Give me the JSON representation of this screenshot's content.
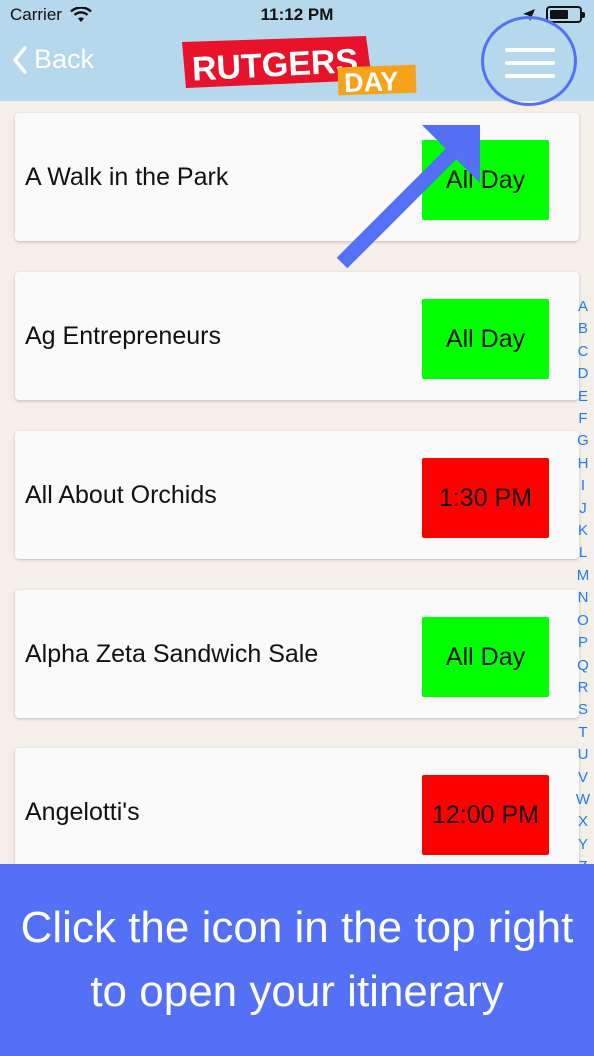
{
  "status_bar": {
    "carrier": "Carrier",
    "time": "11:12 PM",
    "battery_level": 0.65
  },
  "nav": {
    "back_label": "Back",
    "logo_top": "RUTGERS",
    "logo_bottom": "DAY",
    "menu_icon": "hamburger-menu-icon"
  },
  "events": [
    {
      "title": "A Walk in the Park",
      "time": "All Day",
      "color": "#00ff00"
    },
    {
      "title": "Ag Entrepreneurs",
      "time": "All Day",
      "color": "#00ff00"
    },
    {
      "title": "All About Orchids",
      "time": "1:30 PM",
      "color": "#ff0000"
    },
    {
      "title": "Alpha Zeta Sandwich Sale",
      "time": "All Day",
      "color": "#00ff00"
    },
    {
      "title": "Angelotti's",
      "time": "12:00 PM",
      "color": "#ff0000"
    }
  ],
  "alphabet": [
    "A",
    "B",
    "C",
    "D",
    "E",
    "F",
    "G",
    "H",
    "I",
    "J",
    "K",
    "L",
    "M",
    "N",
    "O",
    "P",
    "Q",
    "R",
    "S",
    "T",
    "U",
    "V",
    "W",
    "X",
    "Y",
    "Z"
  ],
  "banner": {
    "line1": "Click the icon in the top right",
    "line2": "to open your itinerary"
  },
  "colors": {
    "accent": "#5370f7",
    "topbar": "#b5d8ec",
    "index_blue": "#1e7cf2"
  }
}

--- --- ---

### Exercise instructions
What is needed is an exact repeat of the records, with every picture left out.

### Response to this exercise
Give me the JSON representation of this screenshot's content.
{
  "status_bar": {
    "carrier": "Carrier",
    "time": "11:12 PM",
    "battery_level": 0.65
  },
  "nav": {
    "back_label": "Back",
    "logo_top": "RUTGERS",
    "logo_bottom": "DAY",
    "menu_icon": "hamburger-menu-icon"
  },
  "events": [
    {
      "title": "A Walk in the Park",
      "time": "All Day",
      "color": "#00ff00"
    },
    {
      "title": "Ag Entrepreneurs",
      "time": "All Day",
      "color": "#00ff00"
    },
    {
      "title": "All About Orchids",
      "time": "1:30 PM",
      "color": "#ff0000"
    },
    {
      "title": "Alpha Zeta Sandwich Sale",
      "time": "All Day",
      "color": "#00ff00"
    },
    {
      "title": "Angelotti's",
      "time": "12:00 PM",
      "color": "#ff0000"
    }
  ],
  "alphabet": [
    "A",
    "B",
    "C",
    "D",
    "E",
    "F",
    "G",
    "H",
    "I",
    "J",
    "K",
    "L",
    "M",
    "N",
    "O",
    "P",
    "Q",
    "R",
    "S",
    "T",
    "U",
    "V",
    "W",
    "X",
    "Y",
    "Z"
  ],
  "banner": {
    "line1": "Click the icon in the top right",
    "line2": "to open your itinerary"
  },
  "colors": {
    "accent": "#5370f7",
    "topbar": "#b5d8ec",
    "index_blue": "#1e7cf2"
  }
}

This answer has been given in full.